SPLTRAK Abstract Submission
Weighing Taste and Smell in Flavor Preference
Victoria Elliott & Joost Maier
Wake Forest University School of Medicine, Winston-Salem, NC, United States

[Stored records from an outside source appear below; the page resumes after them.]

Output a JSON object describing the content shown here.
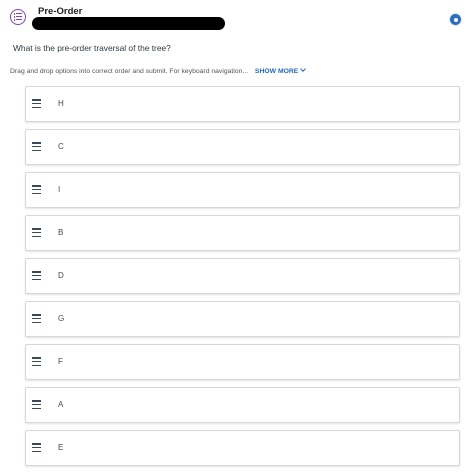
{
  "header": {
    "title": "Pre-Order",
    "icon": "question-list-icon",
    "accent": "#8a3fb3"
  },
  "question": {
    "text": "What is the pre-order  traversal of the tree?"
  },
  "instructions": {
    "text": "Drag and drop options into correct order and submit. For keyboard navigation...",
    "show_more": "SHOW MORE"
  },
  "options": [
    {
      "label": "H"
    },
    {
      "label": "C"
    },
    {
      "label": "I"
    },
    {
      "label": "B"
    },
    {
      "label": "D"
    },
    {
      "label": "G"
    },
    {
      "label": "F"
    },
    {
      "label": "A"
    },
    {
      "label": "E"
    }
  ],
  "colors": {
    "link": "#1f68c7",
    "corner_button": "#2c6fbf",
    "text": "#2d3b45"
  }
}
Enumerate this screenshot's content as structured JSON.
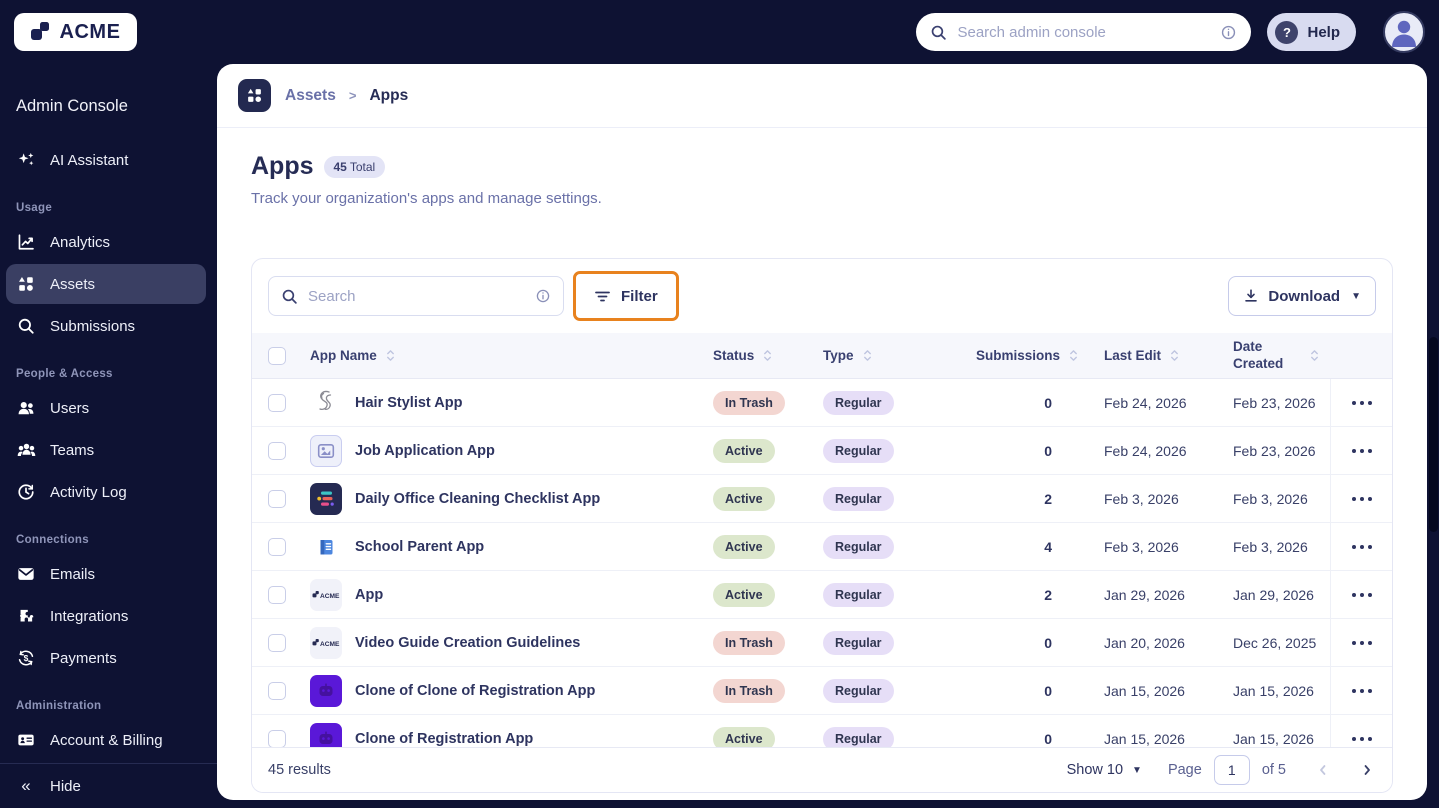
{
  "topbar": {
    "logo_text": "ACME",
    "search_placeholder": "Search admin console",
    "help_label": "Help"
  },
  "sidebar": {
    "title": "Admin Console",
    "assistant_label": "AI Assistant",
    "sections": [
      {
        "label": "Usage",
        "items": [
          {
            "label": "Analytics"
          },
          {
            "label": "Assets",
            "active": true
          },
          {
            "label": "Submissions"
          }
        ]
      },
      {
        "label": "People & Access",
        "items": [
          {
            "label": "Users"
          },
          {
            "label": "Teams"
          },
          {
            "label": "Activity Log"
          }
        ]
      },
      {
        "label": "Connections",
        "items": [
          {
            "label": "Emails"
          },
          {
            "label": "Integrations"
          },
          {
            "label": "Payments"
          }
        ]
      },
      {
        "label": "Administration",
        "items": [
          {
            "label": "Account & Billing"
          }
        ]
      }
    ],
    "hide_label": "Hide"
  },
  "breadcrumb": {
    "parent": "Assets",
    "separator": ">",
    "current": "Apps"
  },
  "page": {
    "title": "Apps",
    "badge_count": "45",
    "badge_label": "Total",
    "subtitle": "Track your organization's apps and manage settings."
  },
  "toolbar": {
    "search_placeholder": "Search",
    "filter_label": "Filter",
    "download_label": "Download",
    "highlight_color": "#E8821E"
  },
  "table": {
    "columns": [
      "App Name",
      "Status",
      "Type",
      "Submissions",
      "Last Edit",
      "Date Created"
    ],
    "rows": [
      {
        "name": "Hair Stylist App",
        "icon": "hair-stylist-app-icon",
        "status": "In Trash",
        "type": "Regular",
        "submissions": "0",
        "last_edit": "Feb 24, 2026",
        "date_created": "Feb 23, 2026"
      },
      {
        "name": "Job Application App",
        "icon": "job-application-app-icon",
        "status": "Active",
        "type": "Regular",
        "submissions": "0",
        "last_edit": "Feb 24, 2026",
        "date_created": "Feb 23, 2026"
      },
      {
        "name": "Daily Office Cleaning Checklist App",
        "icon": "cleaning-checklist-app-icon",
        "status": "Active",
        "type": "Regular",
        "submissions": "2",
        "last_edit": "Feb 3, 2026",
        "date_created": "Feb 3, 2026"
      },
      {
        "name": "School Parent App",
        "icon": "school-parent-app-icon",
        "status": "Active",
        "type": "Regular",
        "submissions": "4",
        "last_edit": "Feb 3, 2026",
        "date_created": "Feb 3, 2026"
      },
      {
        "name": "App",
        "icon": "acme-app-icon",
        "status": "Active",
        "type": "Regular",
        "submissions": "2",
        "last_edit": "Jan 29, 2026",
        "date_created": "Jan 29, 2026"
      },
      {
        "name": "Video Guide Creation Guidelines",
        "icon": "acme-app-icon",
        "status": "In Trash",
        "type": "Regular",
        "submissions": "0",
        "last_edit": "Jan 20, 2026",
        "date_created": "Dec 26, 2025"
      },
      {
        "name": "Clone of Clone of Registration App",
        "icon": "registration-app-icon",
        "status": "In Trash",
        "type": "Regular",
        "submissions": "0",
        "last_edit": "Jan 15, 2026",
        "date_created": "Jan 15, 2026"
      },
      {
        "name": "Clone of Registration App",
        "icon": "registration-app-icon",
        "status": "Active",
        "type": "Regular",
        "submissions": "0",
        "last_edit": "Jan 15, 2026",
        "date_created": "Jan 15, 2026"
      }
    ]
  },
  "footer": {
    "results": "45 results",
    "show_label": "Show 10",
    "page_label": "Page",
    "page_value": "1",
    "of_label": "of 5"
  },
  "colors": {
    "background": "#0E1233",
    "card": "#FFFFFF",
    "accent_highlight": "#E8821E",
    "status_in_trash_bg": "#F3D6D1",
    "status_active_bg": "#DCE7CC",
    "type_regular_bg": "#E6DEF7",
    "sidebar_active_bg": "#3A3F63",
    "text_primary": "#2E3460",
    "text_muted": "#6A71A8"
  }
}
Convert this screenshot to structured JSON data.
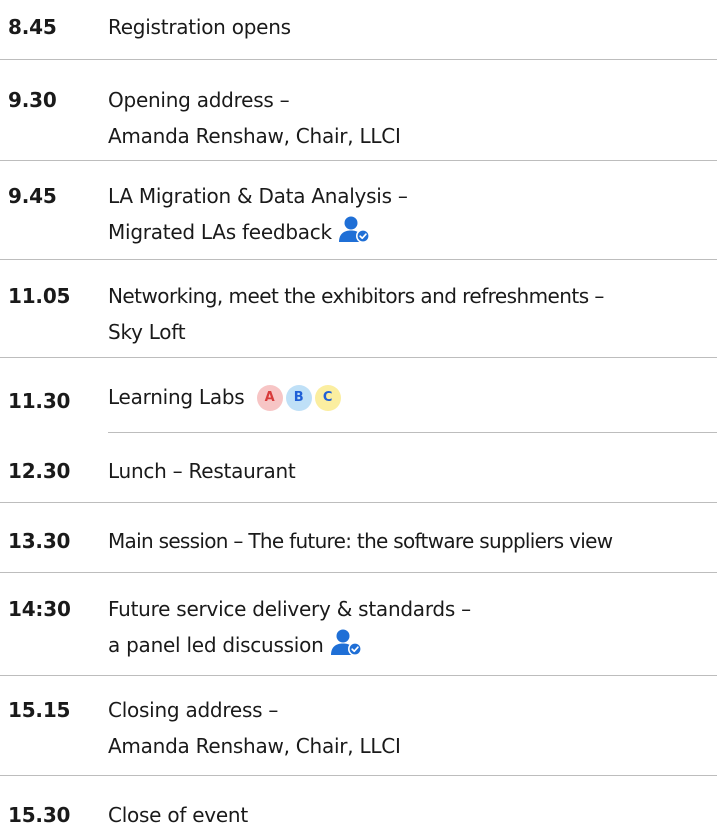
{
  "colors": {
    "icon_blue": "#1f6fd6",
    "divider": "#bdbdbd",
    "badge_a_bg": "#f7c5c5",
    "badge_b_bg": "#bfe0f7",
    "badge_c_bg": "#fbeea0"
  },
  "agenda": [
    {
      "time": "8.45",
      "lines": [
        "Registration opens"
      ]
    },
    {
      "time": "9.30",
      "lines": [
        "Opening address –",
        "Amanda Renshaw, Chair, LLCI"
      ]
    },
    {
      "time": "9.45",
      "lines": [
        "LA Migration & Data Analysis –",
        "Migrated LAs feedback"
      ],
      "icon": "person-verified-icon"
    },
    {
      "time": "11.05",
      "lines": [
        "Networking, meet the exhibitors and refreshments –",
        "Sky Loft"
      ]
    },
    {
      "time": "11.30",
      "lines": [
        "Learning Labs"
      ],
      "badges": [
        "A",
        "B",
        "C"
      ]
    },
    {
      "time": "12.30",
      "lines": [
        "Lunch – Restaurant"
      ]
    },
    {
      "time": "13.30",
      "lines": [
        "Main session – The future: the software suppliers view"
      ]
    },
    {
      "time": "14:30",
      "lines": [
        "Future service delivery & standards –",
        "a panel led discussion"
      ],
      "icon": "person-verified-icon"
    },
    {
      "time": "15.15",
      "lines": [
        "Closing address –",
        "Amanda Renshaw, Chair, LLCI"
      ]
    },
    {
      "time": "15.30",
      "lines": [
        "Close of event"
      ]
    }
  ]
}
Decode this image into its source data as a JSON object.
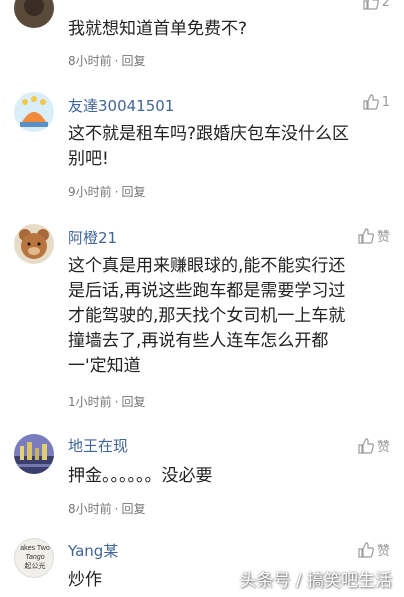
{
  "comments": [
    {
      "username": "",
      "content": [
        "我就想知道首单免费不?"
      ],
      "time": "8小时前",
      "reply": "回复",
      "likes": "2"
    },
    {
      "username": "友達30041501",
      "content": [
        "这不就是租车吗?跟婚庆包车没什么区",
        "别吧!"
      ],
      "time": "9小时前",
      "reply": "回复",
      "likes": "1"
    },
    {
      "username": "阿橙21",
      "content": [
        "这个真是用来赚眼球的,能不能实行还",
        "是后话,再说这些跑车都是需要学习过",
        "才能驾驶的,那天找个女司机一上车就",
        "撞墙去了,再说有些人连车怎么开都",
        "一'定知道"
      ],
      "time": "1小时前",
      "reply": "回复",
      "likes": "赞"
    },
    {
      "username": "地王在现",
      "content": [
        "押金。。。。。。没必要"
      ],
      "time": "8小时前",
      "reply": "回复",
      "likes": "赞"
    },
    {
      "username": "Yang某",
      "content": [
        "炒作"
      ],
      "time": "",
      "reply": "",
      "likes": "赞"
    }
  ],
  "avatar5_text": [
    "akes Two",
    "Tango",
    "起公光"
  ],
  "watermark": "头条号 / 搞笑吧生活"
}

Food is perceived as a multisensory combination of taste and smell known as flavor. Previous work has sought to uncover the mechanisms underlying multisensory flavor interactions using a wide variety of techniques and model systems. These studies have probed various aspects of flavor perception, such as intensity, detection, etc., yielding mixed results. However, perceptual judgments of flavor stimuli are only indirectly related to final food choice. Therefore, how taste and smell components are combined to inform food choice remains unknown. Here, we used rats as an animal model to investigate the role of congruency and unisensory component liking on multisensory flavor preference. Long-Evans rats were exposed to pairs of taste (saccharin, NaCl, umami, sucrose) and odor (amyl acetate, 2-hexanone) stimuli, creating a wide set of experimentally-controlled (in)congruent flavors. After exposure, a one-bottle testing paradigm was used to directly evaluate preference (consumption) for taste only, odor only and or taste-odor mixtures. Overall, animals did not prefer congruent mixtures over incongruent ones. Rather, we demonstrate that multisensory flavor liking is best predicted by a weighted average of individual component liking. We further show that the degree of weight placed on taste/odor components during multisensory flavor judgement does not depend on component liking, but varies between animals. Ongoing work explores the role of component reliability on taste-odor weighing.